University of Toronto anchors a growing entrepreneurial hub
“A strong university helps builds a strong city. And the strong city help build a strong university,” said Meric Gertler, new president of U of T.
In the last three years, U of T students and faculty created 63 start-up companies — more than any other North American university, including Harvard, MIT, CalTech and others, Gertler said in his first major speech called “University and The City.”
“The recent explosion of entrepreneurial activity at U of T has been fostered by initiatives like the Rotman School’s Creative Destruction Lab, the Engineering Hatchery, and the Impact Centre in the Faculty of Arts & Science,” said Gertler. “We are now at the core of an evolving ecosystem of entrepreneurship and innovation-nurturing institutions, including our affiliated research hospitals, the MaRS Discovery District, Ryerson’s DMZ, and other players.”
He also cautioned the city and the community, which cannot “afford to be complacent.” That rings true like never before.

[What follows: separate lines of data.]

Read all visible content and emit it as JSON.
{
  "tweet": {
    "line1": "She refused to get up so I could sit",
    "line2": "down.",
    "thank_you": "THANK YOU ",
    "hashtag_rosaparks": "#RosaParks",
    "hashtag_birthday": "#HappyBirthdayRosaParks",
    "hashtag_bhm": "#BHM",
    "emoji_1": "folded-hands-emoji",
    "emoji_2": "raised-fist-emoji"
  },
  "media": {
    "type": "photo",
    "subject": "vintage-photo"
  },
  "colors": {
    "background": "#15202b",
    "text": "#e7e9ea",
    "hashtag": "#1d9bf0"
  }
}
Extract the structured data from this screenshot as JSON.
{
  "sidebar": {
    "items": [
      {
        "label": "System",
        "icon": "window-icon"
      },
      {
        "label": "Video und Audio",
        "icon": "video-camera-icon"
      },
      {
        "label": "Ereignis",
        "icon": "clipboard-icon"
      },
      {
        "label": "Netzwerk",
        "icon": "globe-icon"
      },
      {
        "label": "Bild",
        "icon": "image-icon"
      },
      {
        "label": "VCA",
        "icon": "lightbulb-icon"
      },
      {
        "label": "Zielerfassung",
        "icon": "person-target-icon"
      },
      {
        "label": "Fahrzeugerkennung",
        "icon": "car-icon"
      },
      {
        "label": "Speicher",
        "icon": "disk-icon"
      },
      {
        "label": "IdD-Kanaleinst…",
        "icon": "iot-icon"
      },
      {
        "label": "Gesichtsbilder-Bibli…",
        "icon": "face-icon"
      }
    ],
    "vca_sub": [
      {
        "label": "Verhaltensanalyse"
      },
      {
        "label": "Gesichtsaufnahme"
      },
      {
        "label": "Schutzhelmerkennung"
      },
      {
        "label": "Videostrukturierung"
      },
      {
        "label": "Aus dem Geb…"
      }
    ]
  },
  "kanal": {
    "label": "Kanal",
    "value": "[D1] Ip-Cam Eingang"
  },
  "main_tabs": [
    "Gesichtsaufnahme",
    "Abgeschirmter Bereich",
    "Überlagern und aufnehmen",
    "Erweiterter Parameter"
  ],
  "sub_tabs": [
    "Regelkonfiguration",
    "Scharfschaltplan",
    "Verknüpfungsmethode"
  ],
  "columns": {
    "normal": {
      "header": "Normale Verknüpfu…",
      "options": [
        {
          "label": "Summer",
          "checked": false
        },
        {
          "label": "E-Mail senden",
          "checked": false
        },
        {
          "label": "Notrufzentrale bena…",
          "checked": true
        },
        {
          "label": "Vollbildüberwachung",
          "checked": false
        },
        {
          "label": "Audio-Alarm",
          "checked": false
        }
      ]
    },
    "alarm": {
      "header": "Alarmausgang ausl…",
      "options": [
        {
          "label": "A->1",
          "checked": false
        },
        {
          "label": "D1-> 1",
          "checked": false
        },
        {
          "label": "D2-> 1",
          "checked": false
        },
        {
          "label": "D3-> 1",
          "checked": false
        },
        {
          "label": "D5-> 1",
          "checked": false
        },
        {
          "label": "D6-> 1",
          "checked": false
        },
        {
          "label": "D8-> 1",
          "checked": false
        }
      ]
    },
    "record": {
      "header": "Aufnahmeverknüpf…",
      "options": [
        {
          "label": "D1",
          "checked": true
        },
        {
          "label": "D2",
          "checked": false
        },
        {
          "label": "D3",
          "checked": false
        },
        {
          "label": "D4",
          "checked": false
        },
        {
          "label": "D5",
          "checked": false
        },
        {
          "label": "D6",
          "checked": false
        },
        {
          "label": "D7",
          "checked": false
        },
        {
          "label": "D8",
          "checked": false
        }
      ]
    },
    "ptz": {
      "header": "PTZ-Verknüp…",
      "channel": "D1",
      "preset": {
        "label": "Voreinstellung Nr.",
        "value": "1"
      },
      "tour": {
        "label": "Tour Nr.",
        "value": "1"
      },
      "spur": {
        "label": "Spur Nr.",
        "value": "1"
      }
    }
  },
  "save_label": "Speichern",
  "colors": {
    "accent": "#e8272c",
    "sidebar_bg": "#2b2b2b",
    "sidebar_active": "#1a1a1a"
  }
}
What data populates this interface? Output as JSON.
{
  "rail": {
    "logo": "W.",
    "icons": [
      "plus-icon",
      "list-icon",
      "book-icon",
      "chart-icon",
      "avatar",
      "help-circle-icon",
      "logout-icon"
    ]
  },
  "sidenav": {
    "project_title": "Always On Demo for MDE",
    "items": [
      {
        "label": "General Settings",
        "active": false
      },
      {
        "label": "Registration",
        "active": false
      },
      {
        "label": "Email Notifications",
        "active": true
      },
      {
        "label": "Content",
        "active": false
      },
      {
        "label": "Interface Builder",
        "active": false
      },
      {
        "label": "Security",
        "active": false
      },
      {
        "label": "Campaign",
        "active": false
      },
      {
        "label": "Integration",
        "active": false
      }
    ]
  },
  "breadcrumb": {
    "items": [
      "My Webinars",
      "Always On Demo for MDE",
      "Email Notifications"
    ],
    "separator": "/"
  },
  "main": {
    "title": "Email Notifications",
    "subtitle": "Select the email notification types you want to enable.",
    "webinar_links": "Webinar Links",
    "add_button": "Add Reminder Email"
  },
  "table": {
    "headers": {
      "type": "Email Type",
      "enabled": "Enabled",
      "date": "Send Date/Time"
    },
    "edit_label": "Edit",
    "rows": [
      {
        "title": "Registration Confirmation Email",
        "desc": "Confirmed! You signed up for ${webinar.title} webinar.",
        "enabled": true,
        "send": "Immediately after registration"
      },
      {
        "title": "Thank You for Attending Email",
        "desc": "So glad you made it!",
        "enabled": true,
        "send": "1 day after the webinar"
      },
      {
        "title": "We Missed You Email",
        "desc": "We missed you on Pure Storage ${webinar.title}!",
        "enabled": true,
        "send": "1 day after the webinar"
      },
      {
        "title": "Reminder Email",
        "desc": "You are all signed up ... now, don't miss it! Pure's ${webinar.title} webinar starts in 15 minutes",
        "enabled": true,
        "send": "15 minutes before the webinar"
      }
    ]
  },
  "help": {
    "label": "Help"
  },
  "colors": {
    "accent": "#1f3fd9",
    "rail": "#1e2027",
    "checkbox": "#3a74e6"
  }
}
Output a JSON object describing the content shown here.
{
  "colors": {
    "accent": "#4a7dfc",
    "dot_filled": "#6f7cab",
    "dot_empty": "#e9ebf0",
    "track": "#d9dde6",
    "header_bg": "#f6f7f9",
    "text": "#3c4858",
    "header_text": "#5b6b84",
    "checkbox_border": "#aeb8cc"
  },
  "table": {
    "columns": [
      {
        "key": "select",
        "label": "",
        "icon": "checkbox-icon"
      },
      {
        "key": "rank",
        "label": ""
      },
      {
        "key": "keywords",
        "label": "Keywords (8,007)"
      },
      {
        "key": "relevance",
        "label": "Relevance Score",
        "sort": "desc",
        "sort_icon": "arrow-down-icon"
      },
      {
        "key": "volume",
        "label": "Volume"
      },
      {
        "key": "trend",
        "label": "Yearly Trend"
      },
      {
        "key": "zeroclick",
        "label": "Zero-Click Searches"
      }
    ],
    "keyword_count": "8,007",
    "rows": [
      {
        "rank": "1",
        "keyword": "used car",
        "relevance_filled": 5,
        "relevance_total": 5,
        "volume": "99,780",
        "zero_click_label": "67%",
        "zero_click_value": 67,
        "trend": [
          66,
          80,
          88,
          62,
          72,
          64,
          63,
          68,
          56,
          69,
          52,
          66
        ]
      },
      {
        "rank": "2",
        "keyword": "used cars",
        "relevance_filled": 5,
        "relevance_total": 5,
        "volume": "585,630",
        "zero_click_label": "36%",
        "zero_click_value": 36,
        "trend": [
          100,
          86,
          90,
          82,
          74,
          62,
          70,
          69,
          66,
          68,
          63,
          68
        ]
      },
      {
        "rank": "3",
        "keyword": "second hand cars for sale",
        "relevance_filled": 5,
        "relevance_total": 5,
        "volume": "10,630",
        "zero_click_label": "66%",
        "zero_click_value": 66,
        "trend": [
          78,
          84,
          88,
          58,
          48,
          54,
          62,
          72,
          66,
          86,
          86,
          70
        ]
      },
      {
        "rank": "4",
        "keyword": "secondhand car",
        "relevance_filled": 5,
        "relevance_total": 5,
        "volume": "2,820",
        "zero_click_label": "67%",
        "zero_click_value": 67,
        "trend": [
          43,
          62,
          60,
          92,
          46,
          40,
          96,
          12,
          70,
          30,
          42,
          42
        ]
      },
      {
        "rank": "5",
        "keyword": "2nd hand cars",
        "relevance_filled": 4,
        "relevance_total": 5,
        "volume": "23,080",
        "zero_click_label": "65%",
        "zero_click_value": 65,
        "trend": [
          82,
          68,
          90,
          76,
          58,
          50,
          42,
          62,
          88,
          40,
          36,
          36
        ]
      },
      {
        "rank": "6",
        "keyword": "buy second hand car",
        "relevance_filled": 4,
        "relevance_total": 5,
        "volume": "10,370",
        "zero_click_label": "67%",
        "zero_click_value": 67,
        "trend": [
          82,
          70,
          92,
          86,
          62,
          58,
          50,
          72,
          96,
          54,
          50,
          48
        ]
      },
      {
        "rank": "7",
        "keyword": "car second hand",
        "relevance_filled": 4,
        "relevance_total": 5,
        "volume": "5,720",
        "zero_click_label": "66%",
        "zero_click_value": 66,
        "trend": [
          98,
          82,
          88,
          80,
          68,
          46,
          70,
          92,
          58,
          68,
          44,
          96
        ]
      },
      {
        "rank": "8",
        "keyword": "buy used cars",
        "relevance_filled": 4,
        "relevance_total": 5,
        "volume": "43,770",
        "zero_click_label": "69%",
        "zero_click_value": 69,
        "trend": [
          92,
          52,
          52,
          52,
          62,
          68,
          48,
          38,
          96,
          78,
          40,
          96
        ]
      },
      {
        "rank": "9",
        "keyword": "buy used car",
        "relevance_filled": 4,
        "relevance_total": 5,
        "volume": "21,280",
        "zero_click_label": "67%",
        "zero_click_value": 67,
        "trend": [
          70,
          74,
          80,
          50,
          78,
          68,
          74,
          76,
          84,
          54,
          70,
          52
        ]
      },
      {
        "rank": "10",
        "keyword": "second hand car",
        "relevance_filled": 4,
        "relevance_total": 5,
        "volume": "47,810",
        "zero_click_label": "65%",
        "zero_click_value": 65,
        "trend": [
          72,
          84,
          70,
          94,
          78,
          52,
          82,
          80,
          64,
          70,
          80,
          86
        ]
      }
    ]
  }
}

For our startup ecosystems to succeed, it would be wise to work together. It takes a village to raise a startup.